Second, primary health care and prevention providers should also be aware that persons with substance use problems who do not also report or manifest mental problems may be less visible and thus more likely to be undetected and underserved. Primary health care providers should be trained to detect substance use problems and refer patients with these problems to appropriate services. Finally, our findings suggest the need to develop and implement strategies to increase the use of treatment services among persons with substance use problems.
This work was funded by contract 282-98-0022 from the office of managed care of the Center for Substance Abuse Prevention of the Substance Abuse and Mental Health Services Administration. The authors thank Nancy J. Kennedy, Dr.P.H.
Dr. Wu is affiliated with the Center for Risk Behavior and Mental Health Research of Research Triangle Institute, P.O. Box 12194, Research Triangle Park, North Carolina 27709-2194 (e-mail, email@example.com). Dr. Ringwalt is with the Pacific Institute for Research and Evaluation in Chapel Hill, North Carolina. Dr. Williams is with the office of managed care of the Center for Substance Abuse Prevention in Rockville, Maryland.
Social and demographic characteristics of all adults in the 1997 National Household Survey on Drug Abuse (unweighted N=16,661)
One-year prevalence estimates of substance use and mental health problems among adults in the 1997 National Household Survey on Drug Abuse (unweighted N=16,661)
One-year prevalence estimates of mental syndromes among adults by substance use status in the 1997 National Household Survey on Drug Abusea
a Four mental syndromes were assessed: depression, panic attack, agoraphobia, and generalized anxiety syndrome. The results of chi square tests for each pair of mental syndrome and substance use status were significant.
One-year prevalence estimates of substance abuse service use among adults with at least one alcohol or drug use problem in the 1997 National Household Survey on Drug Abuse (unweighted N=3,474)

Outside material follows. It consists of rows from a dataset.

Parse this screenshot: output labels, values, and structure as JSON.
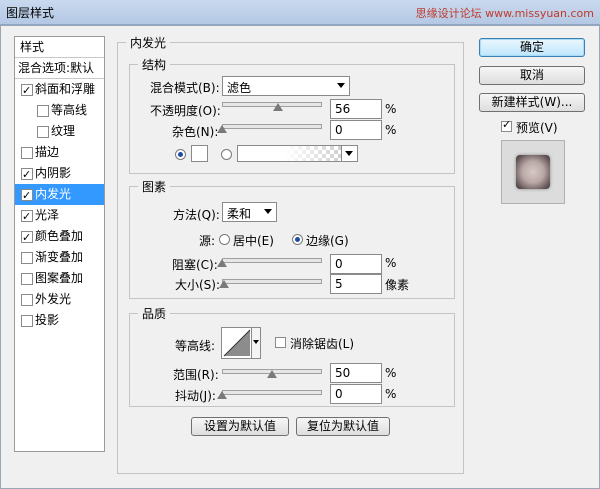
{
  "window": {
    "title": "图层样式",
    "watermark": "思缘设计论坛 www.missyuan.com"
  },
  "style_list": {
    "header": "样式",
    "blend_options": "混合选项:默认",
    "items": [
      {
        "label": "斜面和浮雕",
        "checked": true
      },
      {
        "label": "等高线",
        "checked": false
      },
      {
        "label": "纹理",
        "checked": false
      },
      {
        "label": "描边",
        "checked": false
      },
      {
        "label": "内阴影",
        "checked": true
      },
      {
        "label": "内发光",
        "checked": true,
        "selected": true
      },
      {
        "label": "光泽",
        "checked": true
      },
      {
        "label": "颜色叠加",
        "checked": true
      },
      {
        "label": "渐变叠加",
        "checked": false
      },
      {
        "label": "图案叠加",
        "checked": false
      },
      {
        "label": "外发光",
        "checked": false
      },
      {
        "label": "投影",
        "checked": false
      }
    ]
  },
  "panel": {
    "title": "内发光",
    "structure": {
      "title": "结构",
      "blend_mode_label": "混合模式(B):",
      "blend_mode_value": "滤色",
      "opacity_label": "不透明度(O):",
      "opacity_value": "56",
      "opacity_unit": "%",
      "noise_label": "杂色(N):",
      "noise_value": "0",
      "noise_unit": "%"
    },
    "elements": {
      "title": "图素",
      "method_label": "方法(Q):",
      "method_value": "柔和",
      "source_label": "源:",
      "source_center": "居中(E)",
      "source_edge": "边缘(G)",
      "choke_label": "阻塞(C):",
      "choke_value": "0",
      "choke_unit": "%",
      "size_label": "大小(S):",
      "size_value": "5",
      "size_unit": "像素"
    },
    "quality": {
      "title": "品质",
      "contour_label": "等高线:",
      "antialias_label": "消除锯齿(L)",
      "range_label": "范围(R):",
      "range_value": "50",
      "range_unit": "%",
      "jitter_label": "抖动(J):",
      "jitter_value": "0",
      "jitter_unit": "%"
    },
    "make_default": "设置为默认值",
    "reset_default": "复位为默认值"
  },
  "actions": {
    "ok": "确定",
    "cancel": "取消",
    "new_style": "新建样式(W)...",
    "preview": "预览(V)"
  },
  "levels": {
    "opacity": 0.56,
    "noise": 0.0,
    "choke": 0.0,
    "size": 0.02,
    "range": 0.5,
    "jitter": 0.0
  }
}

Adjusted odds ratios in the final multiple logistic regression model of substance abuse service use among adults with at least one alcohol or drug use problem (unweighted N=3,474)